Anticipating the strain on the ability of fifth generation (5G) networks keeping track of rapidly growing mobile devices, engineers from Tufts University have come up with an improved algorithm for localizing and tracking these products.
Rather than depending upon the centralized anchors such as cell towers or GPS satellites, the new algorithm distributes the task among devices themselves.
Algorithm for effective location awareness – what is it?
As the number of devices increases, more centralized servers are required. Centralized positioning can become unwieldy as the number of items to track grows significantly. As an alternative to these centralized solutions, the researchers have come up with a method of distributed localization in a 5G network in which devices locate themselves without all of them needing direct access to anchors. Sensing and calculations are done locally on the device which eliminates the need for a central coordinator to collect and process data.
The new self-localization algorithm developed by researchers makes use of device-to-device communication. Thus, it can be used indoors, underground, underwater or under thick cloud cover. The key in the algorithm is to obtain the position of device rapidly and track them in real-time. To accomplish this, researchers have substituted the non-linear position calculations (which are demanding and can miss their mark if the initial guess at position is in the wrong place) with a linear model that quickly and reliably converges on the accurate position of the device.
This new approach which leads to computationally simpler calculation, emerges from the result of devices measuring their location relative to each other or a point representing ‘centre of mass’ of neighbouring devices, rather than a set of stationary anchors. Convergence to accurate positions via this algorithm is extremely fast, making real-time tracking of a large number of devices feasible.
“The need to provide location awareness of every device, sensor or vehicle, whether stationary or moving, is going to figure more prominently in the future,” said Usman Khan, associate professor of electrical and computer engineering in the School of Engineering at Tufts University. “There will be applications for tracking assets and inventory, healthcare, security, agriculture, environmental science, military operations, emergency response, industrial automation, self-driving vehicles, robotics – the list is endless.
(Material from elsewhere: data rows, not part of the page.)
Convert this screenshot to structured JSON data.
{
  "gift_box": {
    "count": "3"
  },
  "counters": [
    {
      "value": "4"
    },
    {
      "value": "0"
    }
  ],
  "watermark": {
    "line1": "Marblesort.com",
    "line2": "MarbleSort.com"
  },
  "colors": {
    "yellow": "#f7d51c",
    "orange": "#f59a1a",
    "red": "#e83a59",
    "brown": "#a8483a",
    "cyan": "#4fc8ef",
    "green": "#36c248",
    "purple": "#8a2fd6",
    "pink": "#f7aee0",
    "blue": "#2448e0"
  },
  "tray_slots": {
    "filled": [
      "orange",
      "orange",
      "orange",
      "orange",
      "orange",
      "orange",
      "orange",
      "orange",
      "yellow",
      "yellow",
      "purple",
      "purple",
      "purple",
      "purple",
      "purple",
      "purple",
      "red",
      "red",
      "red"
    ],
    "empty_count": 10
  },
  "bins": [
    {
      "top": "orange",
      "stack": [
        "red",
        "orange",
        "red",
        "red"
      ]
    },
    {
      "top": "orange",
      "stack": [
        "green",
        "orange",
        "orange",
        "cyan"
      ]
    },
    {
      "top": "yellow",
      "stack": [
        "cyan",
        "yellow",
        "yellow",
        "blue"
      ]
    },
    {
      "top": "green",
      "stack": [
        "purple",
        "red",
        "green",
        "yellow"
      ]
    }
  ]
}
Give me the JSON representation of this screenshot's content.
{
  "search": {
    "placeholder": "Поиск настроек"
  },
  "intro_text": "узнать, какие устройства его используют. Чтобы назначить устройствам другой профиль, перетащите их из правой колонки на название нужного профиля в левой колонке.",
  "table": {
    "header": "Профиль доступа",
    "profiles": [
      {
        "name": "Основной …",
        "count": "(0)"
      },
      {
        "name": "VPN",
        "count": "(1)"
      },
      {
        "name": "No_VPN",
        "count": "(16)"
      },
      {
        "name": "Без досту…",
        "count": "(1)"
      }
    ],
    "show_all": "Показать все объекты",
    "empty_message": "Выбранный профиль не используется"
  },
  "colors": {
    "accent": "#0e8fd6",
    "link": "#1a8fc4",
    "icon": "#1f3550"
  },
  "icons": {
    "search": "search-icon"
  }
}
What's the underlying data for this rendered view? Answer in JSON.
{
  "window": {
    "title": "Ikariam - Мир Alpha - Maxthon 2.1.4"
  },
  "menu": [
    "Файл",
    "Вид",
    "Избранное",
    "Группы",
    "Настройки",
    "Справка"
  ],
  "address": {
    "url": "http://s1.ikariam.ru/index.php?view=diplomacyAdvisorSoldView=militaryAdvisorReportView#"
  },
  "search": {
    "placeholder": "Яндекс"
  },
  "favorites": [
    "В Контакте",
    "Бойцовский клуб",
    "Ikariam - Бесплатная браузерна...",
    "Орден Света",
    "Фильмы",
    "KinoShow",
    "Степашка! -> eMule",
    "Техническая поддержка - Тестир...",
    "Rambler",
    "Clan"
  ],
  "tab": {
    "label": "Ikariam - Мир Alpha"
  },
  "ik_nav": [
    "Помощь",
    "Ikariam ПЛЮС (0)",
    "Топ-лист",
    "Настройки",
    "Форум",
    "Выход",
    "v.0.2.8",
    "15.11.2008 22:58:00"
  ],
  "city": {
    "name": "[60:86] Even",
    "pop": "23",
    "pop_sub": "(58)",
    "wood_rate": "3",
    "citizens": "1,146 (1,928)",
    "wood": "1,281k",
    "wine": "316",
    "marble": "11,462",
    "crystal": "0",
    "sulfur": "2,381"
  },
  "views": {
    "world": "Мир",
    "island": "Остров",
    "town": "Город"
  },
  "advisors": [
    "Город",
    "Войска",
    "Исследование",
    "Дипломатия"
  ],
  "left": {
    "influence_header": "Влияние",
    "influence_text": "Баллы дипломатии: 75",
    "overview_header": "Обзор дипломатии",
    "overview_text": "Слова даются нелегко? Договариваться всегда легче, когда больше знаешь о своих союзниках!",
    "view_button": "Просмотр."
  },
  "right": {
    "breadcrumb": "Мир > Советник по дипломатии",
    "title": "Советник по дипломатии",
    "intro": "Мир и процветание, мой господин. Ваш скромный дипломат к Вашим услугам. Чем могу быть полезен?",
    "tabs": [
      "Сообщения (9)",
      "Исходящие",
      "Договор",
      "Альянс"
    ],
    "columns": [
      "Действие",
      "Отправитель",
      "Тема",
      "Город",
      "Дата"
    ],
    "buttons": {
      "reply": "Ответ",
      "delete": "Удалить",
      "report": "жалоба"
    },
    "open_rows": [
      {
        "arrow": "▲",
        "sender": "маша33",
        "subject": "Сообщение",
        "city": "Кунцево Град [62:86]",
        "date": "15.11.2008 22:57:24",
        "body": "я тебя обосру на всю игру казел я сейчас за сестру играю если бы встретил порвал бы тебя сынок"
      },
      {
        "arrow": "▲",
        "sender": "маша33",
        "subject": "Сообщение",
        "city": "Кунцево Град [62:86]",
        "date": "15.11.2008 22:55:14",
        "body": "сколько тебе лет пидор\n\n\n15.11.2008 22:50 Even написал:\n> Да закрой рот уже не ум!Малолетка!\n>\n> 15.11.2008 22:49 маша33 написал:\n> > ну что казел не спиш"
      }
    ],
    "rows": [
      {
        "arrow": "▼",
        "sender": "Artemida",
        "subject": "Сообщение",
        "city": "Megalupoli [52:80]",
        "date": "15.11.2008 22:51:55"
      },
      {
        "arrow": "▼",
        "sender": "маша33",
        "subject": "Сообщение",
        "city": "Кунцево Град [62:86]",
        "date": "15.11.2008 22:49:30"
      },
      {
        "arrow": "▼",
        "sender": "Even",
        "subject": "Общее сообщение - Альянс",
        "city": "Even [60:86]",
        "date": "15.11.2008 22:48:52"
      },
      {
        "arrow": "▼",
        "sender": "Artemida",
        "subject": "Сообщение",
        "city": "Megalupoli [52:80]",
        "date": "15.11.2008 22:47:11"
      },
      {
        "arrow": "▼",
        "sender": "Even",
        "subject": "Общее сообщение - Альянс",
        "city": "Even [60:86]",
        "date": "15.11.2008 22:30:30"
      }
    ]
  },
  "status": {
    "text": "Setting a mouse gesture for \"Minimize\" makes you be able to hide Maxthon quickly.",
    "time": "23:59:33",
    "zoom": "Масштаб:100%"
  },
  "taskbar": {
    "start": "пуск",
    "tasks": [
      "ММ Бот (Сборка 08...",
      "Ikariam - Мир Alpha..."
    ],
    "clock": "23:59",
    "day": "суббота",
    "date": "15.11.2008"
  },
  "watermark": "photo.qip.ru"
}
The virtually limitless potential of the Internet-of-(many)-Things requires us to develop smart decentralized algorithms,” he added.
Researchers claimed that in addition to preparing us for a future of ubiquitous connected devices, this approach could relieve pressure on current infrastructure by removing the need to install a lot of transmitters (anchors) in buildings and neighbourhoods.